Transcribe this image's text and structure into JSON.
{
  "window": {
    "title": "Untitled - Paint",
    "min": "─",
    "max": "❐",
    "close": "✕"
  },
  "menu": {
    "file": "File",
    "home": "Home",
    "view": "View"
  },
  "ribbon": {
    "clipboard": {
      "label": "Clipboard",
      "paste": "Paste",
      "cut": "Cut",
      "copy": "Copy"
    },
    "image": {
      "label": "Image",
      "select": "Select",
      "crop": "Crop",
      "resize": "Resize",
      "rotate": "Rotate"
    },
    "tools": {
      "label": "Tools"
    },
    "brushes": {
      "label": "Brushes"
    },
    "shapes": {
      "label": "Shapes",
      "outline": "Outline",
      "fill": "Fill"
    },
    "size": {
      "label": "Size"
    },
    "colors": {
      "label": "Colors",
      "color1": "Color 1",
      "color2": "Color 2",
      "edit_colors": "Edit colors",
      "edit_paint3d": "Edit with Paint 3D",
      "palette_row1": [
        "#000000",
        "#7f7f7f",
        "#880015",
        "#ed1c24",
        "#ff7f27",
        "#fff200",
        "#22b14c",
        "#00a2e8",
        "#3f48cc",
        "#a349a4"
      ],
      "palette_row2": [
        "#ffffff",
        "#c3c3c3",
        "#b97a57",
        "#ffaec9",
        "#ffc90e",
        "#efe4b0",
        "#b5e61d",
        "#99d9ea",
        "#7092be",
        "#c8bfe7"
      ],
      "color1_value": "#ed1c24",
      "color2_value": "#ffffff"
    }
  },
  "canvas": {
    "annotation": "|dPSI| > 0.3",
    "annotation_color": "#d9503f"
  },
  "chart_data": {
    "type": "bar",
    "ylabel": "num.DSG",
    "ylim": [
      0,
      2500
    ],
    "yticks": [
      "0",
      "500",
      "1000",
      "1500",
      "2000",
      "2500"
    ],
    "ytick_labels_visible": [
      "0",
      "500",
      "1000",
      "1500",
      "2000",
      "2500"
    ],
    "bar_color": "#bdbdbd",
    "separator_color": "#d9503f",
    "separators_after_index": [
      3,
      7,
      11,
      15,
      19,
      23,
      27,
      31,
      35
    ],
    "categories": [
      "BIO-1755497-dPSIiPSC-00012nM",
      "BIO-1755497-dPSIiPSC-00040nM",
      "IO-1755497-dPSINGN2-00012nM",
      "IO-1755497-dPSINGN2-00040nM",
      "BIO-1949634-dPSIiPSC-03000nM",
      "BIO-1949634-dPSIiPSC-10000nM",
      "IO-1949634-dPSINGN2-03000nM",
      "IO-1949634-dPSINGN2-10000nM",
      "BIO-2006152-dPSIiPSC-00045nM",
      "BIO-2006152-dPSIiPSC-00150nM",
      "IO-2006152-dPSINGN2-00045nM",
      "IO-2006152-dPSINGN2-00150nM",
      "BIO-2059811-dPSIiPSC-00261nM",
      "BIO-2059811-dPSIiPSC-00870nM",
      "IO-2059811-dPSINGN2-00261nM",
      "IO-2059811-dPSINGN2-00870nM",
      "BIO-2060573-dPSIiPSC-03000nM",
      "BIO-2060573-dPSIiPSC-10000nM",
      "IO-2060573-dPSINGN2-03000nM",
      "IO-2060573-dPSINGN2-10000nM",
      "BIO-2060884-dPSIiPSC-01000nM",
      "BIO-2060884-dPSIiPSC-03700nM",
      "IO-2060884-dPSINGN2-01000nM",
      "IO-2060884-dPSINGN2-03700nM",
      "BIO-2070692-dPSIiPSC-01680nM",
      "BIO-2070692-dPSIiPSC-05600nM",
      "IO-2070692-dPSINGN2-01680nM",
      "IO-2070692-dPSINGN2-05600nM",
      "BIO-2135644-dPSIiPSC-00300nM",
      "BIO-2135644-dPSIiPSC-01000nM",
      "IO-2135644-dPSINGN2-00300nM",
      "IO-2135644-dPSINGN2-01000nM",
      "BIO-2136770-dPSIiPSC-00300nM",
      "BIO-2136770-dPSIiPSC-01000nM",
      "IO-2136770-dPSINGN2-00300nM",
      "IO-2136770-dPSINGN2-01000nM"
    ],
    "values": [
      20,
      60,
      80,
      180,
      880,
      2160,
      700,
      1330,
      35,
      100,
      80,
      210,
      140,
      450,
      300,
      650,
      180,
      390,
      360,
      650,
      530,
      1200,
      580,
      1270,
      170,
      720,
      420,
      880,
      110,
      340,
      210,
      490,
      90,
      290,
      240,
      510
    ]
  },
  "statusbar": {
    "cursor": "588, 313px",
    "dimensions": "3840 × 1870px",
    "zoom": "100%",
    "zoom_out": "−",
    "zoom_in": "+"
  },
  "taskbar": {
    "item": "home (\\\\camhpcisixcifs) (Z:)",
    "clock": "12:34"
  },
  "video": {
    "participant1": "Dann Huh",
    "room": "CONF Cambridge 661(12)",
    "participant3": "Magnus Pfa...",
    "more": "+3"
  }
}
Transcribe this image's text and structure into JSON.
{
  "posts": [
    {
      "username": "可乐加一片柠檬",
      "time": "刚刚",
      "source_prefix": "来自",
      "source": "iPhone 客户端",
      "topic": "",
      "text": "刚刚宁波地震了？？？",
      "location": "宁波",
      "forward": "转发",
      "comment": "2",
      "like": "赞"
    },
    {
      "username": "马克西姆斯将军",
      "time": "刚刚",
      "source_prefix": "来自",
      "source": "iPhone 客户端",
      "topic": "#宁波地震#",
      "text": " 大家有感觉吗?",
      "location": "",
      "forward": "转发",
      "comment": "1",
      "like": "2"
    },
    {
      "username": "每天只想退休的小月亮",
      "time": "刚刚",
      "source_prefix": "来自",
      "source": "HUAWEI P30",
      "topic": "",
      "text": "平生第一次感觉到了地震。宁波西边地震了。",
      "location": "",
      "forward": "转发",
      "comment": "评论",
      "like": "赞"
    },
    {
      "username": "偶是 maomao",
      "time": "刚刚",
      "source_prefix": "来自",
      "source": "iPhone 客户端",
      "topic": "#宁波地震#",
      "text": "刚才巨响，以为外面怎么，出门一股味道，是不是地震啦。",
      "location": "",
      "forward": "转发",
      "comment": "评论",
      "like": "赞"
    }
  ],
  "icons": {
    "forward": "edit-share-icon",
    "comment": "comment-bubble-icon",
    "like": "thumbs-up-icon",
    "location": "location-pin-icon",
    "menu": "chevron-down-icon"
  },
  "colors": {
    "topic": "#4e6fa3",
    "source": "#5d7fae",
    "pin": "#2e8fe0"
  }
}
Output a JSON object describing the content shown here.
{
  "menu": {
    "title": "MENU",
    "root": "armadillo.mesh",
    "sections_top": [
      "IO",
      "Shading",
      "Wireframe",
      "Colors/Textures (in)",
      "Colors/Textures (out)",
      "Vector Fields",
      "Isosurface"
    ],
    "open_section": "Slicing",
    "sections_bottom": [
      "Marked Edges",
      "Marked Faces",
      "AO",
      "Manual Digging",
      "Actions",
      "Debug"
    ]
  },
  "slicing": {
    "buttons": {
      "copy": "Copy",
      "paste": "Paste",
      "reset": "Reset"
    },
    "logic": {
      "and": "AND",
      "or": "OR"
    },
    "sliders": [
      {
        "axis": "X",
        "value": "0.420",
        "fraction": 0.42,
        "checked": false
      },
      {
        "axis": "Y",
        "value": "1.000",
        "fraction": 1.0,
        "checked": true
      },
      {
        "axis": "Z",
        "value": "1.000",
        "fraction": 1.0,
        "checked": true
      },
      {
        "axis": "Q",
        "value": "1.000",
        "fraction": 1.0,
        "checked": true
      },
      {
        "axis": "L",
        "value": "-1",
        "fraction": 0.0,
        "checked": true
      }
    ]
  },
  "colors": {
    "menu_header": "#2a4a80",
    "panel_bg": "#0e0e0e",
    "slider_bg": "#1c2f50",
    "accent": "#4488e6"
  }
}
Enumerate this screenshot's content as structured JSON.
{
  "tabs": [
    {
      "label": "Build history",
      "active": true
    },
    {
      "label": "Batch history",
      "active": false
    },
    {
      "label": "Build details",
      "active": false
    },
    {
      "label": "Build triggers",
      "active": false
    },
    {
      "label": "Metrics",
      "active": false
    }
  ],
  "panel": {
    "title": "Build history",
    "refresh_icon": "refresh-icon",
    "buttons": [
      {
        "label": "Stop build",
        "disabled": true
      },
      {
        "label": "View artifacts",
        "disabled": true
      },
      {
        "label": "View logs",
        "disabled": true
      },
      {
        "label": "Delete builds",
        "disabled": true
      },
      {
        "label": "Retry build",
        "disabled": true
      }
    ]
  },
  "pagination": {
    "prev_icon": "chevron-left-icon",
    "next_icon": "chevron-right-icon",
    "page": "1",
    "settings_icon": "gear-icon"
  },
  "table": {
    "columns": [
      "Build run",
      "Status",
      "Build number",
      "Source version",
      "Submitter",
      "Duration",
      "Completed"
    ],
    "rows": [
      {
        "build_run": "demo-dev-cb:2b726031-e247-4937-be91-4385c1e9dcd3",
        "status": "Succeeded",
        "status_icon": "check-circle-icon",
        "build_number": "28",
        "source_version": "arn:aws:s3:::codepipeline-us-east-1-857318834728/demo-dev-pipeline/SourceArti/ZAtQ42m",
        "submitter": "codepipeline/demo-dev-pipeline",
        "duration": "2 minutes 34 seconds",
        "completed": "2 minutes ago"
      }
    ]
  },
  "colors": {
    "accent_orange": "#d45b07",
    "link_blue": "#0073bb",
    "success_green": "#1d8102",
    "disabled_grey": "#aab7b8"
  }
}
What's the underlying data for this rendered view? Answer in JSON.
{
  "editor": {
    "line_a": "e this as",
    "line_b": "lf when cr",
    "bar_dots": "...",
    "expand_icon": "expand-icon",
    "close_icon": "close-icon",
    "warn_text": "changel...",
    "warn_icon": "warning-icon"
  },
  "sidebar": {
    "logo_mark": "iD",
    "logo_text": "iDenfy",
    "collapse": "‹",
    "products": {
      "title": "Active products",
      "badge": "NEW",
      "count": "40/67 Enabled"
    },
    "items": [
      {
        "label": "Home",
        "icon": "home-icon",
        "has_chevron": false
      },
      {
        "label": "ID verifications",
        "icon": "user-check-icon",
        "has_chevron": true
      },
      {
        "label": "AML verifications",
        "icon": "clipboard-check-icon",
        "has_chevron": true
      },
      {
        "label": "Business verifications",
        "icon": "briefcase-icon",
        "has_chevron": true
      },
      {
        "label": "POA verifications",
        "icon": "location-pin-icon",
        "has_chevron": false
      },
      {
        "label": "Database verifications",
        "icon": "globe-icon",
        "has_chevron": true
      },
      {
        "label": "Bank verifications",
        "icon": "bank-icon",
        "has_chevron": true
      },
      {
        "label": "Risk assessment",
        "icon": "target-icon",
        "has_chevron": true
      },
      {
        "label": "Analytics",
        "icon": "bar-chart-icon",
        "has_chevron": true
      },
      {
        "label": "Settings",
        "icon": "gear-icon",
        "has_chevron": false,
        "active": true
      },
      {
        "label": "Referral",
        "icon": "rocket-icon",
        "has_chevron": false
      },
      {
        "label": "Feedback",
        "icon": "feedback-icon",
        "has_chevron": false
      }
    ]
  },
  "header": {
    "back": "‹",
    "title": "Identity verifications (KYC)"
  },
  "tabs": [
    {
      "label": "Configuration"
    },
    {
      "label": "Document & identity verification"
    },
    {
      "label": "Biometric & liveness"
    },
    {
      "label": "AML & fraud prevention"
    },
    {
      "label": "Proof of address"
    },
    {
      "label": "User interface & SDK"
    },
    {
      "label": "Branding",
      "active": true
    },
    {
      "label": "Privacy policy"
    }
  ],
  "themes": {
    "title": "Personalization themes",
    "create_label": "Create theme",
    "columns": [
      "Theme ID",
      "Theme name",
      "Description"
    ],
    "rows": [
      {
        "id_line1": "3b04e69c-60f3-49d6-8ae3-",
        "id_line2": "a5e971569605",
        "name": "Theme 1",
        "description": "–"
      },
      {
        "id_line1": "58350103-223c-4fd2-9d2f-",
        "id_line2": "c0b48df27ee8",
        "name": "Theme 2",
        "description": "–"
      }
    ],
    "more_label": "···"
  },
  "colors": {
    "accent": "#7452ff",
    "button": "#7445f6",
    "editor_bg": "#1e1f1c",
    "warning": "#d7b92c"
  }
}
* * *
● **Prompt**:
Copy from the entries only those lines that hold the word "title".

● **Exercise result**:
    "title": "Untitled - Paint",
    "title": "MENU",
    "title": "Build history",
      "title": "Active products",
    "title": "Identity verifications (KYC)"
    "title": "Personalization themes",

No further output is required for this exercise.